Miletto Petrazzini, M.E., Pecunioso, A., Dadda, M., & Agrillo, C. (2020). Does brain lateralization affect the performance in binary choice tasks? A study in the animal model Danio rerio. Symmetry, 12, 1294.
Researchers in behavioral neuroscience commonly observe the behavior of animal subjects in the presence of two alternative stimuli. However, this type of binary choice introduces a potential confound related to side biases. Understanding whether subjects exhibit this bias, and the origin of it (pre-existent or acquired throughout the experimental sessions), is particularly important to interpreting the results. Here, we tested the hypothesis according to which brain lateralization may influence the emergence of side biases in a well-known model of neuroscience, the zebrafish. As a measure of lateralization, individuals were observed in their spontaneous tendencies to monitor a potential predator with either the left or the right eye. Subjects also underwent an operant conditioning task requiring discrimination between two colors placed on the left–right axis. Although the low performance exhibited in the operant conditioning task prevents firm conclusions from being drawn, a positive correlation was found between the direction of lateralization and the tendency to select the stimulus presented on one specific side (e.g., right). The choice for this preferred side did not change throughout the experimental sessions, meaning that this side bias was not the result of the prolonged training. Overall, our study calls for a wider investigation of pre-existing lateralization biases in animal models to set up methodological counter strategies to test individuals that do not properly work in a binary choice task with stimuli arranged on the left–right axis.
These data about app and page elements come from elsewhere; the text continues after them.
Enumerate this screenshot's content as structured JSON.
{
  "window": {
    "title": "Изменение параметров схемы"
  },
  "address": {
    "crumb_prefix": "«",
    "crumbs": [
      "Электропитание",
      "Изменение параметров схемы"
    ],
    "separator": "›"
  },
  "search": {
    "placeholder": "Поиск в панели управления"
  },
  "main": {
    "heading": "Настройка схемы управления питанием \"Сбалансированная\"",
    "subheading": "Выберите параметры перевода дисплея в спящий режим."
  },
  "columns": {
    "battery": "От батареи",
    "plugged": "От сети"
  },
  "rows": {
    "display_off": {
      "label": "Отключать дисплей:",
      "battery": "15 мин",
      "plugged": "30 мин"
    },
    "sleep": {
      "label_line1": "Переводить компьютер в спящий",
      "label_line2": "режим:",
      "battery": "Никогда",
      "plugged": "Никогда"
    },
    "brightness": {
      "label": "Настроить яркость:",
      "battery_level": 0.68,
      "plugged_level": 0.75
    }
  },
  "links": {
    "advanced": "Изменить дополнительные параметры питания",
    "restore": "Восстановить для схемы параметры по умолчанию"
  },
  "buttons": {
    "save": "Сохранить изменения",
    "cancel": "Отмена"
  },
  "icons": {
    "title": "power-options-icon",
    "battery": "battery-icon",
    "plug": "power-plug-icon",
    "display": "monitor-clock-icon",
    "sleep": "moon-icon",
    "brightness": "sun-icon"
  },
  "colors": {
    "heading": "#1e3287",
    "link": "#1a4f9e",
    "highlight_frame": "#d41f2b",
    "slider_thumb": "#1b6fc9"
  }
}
lateralization; side bias; fish; methodological artefacts; symmetry